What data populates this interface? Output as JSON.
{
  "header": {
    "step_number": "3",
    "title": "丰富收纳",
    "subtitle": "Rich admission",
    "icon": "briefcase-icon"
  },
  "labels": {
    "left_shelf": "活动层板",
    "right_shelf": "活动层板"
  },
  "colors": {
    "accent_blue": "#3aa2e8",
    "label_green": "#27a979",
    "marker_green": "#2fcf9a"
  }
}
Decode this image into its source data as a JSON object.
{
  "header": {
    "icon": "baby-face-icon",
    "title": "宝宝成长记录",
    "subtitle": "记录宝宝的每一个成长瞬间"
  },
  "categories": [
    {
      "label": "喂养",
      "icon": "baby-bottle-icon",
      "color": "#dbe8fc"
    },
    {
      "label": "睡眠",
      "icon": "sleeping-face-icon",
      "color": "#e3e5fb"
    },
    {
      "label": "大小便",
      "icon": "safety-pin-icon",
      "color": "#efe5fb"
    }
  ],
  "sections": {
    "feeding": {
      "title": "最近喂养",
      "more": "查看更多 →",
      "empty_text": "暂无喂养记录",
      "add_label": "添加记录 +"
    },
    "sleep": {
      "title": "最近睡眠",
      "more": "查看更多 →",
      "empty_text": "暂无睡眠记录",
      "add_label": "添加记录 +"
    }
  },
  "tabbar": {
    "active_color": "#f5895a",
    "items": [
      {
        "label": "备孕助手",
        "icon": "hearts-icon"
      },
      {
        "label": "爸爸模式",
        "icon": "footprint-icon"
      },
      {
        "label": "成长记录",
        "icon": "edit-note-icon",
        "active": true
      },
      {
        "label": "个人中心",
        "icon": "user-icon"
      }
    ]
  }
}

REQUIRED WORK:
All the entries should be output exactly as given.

PROBLEM SOLUTION:
What data populates this interface? Output as JSON.
{
  "header": {
    "step_number": "3",
    "title": "丰富收纳",
    "subtitle": "Rich admission",
    "icon": "briefcase-icon"
  },
  "labels": {
    "left_shelf": "活动层板",
    "right_shelf": "活动层板"
  },
  "colors": {
    "accent_blue": "#3aa2e8",
    "label_green": "#27a979",
    "marker_green": "#2fcf9a"
  }
}
Decode this image into its source data as a JSON object.
{
  "header": {
    "icon": "baby-face-icon",
    "title": "宝宝成长记录",
    "subtitle": "记录宝宝的每一个成长瞬间"
  },
  "categories": [
    {
      "label": "喂养",
      "icon": "baby-bottle-icon",
      "color": "#dbe8fc"
    },
    {
      "label": "睡眠",
      "icon": "sleeping-face-icon",
      "color": "#e3e5fb"
    },
    {
      "label": "大小便",
      "icon": "safety-pin-icon",
      "color": "#efe5fb"
    }
  ],
  "sections": {
    "feeding": {
      "title": "最近喂养",
      "more": "查看更多 →",
      "empty_text": "暂无喂养记录",
      "add_label": "添加记录 +"
    },
    "sleep": {
      "title": "最近睡眠",
      "more": "查看更多 →",
      "empty_text": "暂无睡眠记录",
      "add_label": "添加记录 +"
    }
  },
  "tabbar": {
    "active_color": "#f5895a",
    "items": [
      {
        "label": "备孕助手",
        "icon": "hearts-icon"
      },
      {
        "label": "爸爸模式",
        "icon": "footprint-icon"
      },
      {
        "label": "成长记录",
        "icon": "edit-note-icon",
        "active": true
      },
      {
        "label": "个人中心",
        "icon": "user-icon"
      }
    ]
  }
}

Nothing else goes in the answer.